Over this weekend, Screenwriting Expo 5 continues at the Mariott at the Airport on Century Boulevard. I attended WGA(w) President Patrick Verrone's talk in the Imperial Room Thursday morning. Mr. Verrone's speech was funny and informative (and much of what what follows is paraphrase, since I'm a lousy stenographer)...
He opened with a comedic spiel about "making money in real estate with other people's money," then moved on to writers' issues and concerns, like how to break into the movie and television industry, where that industry is now, and where it's likely to go. He cited screenwriter/novelist William Goldman's well-known quote about the Hollywood power-structure: "Nobody knows anything," and then quoted Danny Rubin (author of Groundhog Day) in regards to Hollywood's mind set:
"They tell you that nobody knows anything, then say to write what you know..."
And Mr. Verrone noted how they tell you that the hard part is selling the first script, then the second script, then the third script ...
In other words, Patrick Verrone said, being a screenwriter -- or any kind of writer -- never gets overly easy, no matter who you are. One example he gave of this reality was Matt Groening, the very successful creator of "The Simpsons." Groening pitched "Futurama" to Fox-News Corp. as being "just like the Simpsons," whereupon Fox said "Great! We'll make it!" The new show ran for several seasons, but did not make Fox the billions that "The Simpsons" did. Fox News-Corp. said to Groening "you said this was just like "The Simpsons," and Mr. Groening replied: "Sure, it's new and original."
(While this story was being told, I kept thinking about how Mr. Groening was a cartoonist first, and screenwriter second ...)
Verrone noted how writers are driven to write, and how there are 70,000 spec scripts written by hopefuls every year, offered up to an industry that is now controlled by six conglomerates (down from 29 or 30 companies a couple of decades ago). He talked about how he started by writing a spec "Remington Steele" script while he worked as a lawyer in Florida, and soon after moved west to California. He told how he's written standup, comedy-variety, animation, sitcoms, even riddles on food wrappers.
The movie and television business, he said, is changing rapidly, and that material for all the "new media" out there (cell phones and internet web sites like NBC.com or YouTube) is desired by conglomerates just as cheaply as they can get it. For instance, Universal-NBC has asked the writers and show-runners of the tv series "Battlestar Galactica" to create two-minute mini-episodes of the show for the worldwide web. The writers have been asked to perform this work as part of their other duties (i.e., no additional compensation), and have resisted. And the WGA is now fighting this issue on their behalf before the National Labor Relations Board.
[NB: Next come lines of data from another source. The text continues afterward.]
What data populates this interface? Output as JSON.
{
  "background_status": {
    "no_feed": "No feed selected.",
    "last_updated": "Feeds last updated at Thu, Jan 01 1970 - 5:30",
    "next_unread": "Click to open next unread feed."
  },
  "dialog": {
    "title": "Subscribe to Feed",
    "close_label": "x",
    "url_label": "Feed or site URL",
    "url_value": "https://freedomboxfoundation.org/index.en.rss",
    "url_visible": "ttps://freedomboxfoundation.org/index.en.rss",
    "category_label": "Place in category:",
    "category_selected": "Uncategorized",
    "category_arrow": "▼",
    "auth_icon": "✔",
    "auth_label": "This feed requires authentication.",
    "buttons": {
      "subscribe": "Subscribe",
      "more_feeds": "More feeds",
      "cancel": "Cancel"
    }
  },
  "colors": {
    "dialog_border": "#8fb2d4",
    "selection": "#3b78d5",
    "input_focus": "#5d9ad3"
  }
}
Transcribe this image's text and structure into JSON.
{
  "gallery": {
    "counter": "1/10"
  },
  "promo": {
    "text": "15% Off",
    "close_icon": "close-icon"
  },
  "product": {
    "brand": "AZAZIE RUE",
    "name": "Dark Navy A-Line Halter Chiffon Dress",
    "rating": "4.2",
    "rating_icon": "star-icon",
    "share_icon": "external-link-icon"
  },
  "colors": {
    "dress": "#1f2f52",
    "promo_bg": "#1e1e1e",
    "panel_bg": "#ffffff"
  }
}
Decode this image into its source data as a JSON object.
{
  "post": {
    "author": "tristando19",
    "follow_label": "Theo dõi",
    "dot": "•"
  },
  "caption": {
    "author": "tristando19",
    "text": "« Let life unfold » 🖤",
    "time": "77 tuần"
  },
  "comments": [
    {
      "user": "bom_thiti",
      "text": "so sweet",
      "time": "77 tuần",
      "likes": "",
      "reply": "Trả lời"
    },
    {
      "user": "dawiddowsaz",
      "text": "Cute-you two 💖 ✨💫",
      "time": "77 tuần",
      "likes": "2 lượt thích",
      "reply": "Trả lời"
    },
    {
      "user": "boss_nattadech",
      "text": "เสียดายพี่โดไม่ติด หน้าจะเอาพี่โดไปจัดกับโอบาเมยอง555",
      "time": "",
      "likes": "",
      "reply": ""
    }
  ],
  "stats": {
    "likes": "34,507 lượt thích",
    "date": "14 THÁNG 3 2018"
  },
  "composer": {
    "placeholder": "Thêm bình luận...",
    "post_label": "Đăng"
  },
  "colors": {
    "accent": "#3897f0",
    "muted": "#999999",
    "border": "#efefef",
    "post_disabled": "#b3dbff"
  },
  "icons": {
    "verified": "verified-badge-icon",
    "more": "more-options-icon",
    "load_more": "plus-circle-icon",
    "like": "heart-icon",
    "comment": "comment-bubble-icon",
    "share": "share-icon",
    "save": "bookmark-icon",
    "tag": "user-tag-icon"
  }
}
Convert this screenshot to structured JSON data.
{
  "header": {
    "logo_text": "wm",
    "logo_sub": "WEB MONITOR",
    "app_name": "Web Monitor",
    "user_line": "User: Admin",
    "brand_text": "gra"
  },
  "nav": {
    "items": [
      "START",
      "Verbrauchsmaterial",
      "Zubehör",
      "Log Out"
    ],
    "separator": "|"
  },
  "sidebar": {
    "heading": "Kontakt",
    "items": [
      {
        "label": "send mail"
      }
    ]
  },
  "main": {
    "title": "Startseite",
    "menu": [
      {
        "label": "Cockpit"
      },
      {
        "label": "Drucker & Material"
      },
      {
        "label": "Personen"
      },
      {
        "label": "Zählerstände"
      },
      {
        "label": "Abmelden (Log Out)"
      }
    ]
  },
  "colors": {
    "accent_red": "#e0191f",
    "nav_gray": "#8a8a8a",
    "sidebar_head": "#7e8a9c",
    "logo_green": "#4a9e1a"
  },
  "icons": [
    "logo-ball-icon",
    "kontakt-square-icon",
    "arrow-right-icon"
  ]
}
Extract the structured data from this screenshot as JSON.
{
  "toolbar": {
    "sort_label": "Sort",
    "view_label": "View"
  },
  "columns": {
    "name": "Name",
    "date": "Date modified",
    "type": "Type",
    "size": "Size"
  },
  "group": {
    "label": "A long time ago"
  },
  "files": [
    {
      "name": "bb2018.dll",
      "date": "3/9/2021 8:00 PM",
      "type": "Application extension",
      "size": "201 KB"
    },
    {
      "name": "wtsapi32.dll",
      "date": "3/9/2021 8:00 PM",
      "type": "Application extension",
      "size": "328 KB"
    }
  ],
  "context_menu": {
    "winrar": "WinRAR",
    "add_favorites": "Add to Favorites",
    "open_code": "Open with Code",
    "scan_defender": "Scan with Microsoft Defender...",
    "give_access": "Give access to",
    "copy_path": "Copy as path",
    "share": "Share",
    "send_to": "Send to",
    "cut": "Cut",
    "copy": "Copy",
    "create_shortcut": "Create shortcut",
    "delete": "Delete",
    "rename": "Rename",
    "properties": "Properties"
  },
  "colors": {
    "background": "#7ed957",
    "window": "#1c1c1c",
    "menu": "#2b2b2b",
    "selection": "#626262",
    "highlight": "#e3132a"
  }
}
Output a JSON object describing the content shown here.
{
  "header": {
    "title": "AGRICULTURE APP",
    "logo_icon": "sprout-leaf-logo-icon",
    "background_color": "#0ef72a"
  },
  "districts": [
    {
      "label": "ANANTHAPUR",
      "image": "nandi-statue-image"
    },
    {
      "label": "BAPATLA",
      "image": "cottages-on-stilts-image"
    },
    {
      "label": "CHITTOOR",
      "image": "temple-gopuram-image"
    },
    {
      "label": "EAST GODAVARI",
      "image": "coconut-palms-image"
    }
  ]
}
If it's up to the industry, Mr. Verrone said, content -- which industry leaders say is "king" -- will be created at cheaply as possible, and writers treated like peasants.
(True enough. But in this day and age, most everyone this side of a corporate Vice-President is treated like a serf.)
Verrone said that the WGA(w) considers "Every image and written word on a screen has a writer (behind it), and every writer deserves to be under a WGA contract." He observed as how conglomerates don't want to pay residuals to writers if they can avoid it, and how companies have made billions from animation, but the writers of animation haven't worked under a WGA contract and haven't gotten a dime of residuals.
("The Simpsons," "Family Guy" and other Fox prime-time shows are done under a WGA(w) contract with WGA-style residuals. Some other animated product has been done under Writers Guild contracts without WGA-style residuals. Other animated shows -- most features and TV series -- are done under IATSE/TAG contracts which channel residual payments for writers and board artists into the Motion Picture Industry Pension and Health Plan. And of course the Pixar and Blue Sky Animation Features -- "Ice Age," "Finding Nemo" and "The Incredibles" among others -- are made under no collective bargaining agreements. Writers and board artists who work on these films have instead received bonus payments when the pictures have performed well at the box office.)
All in all, Mr. Verrone covered a lot of ground in his twenty-five minute talk, and there was much of it with which I agreed. But whether content creators can get a larger piece of the corporate cash flow moving forward? Well, here's hoping.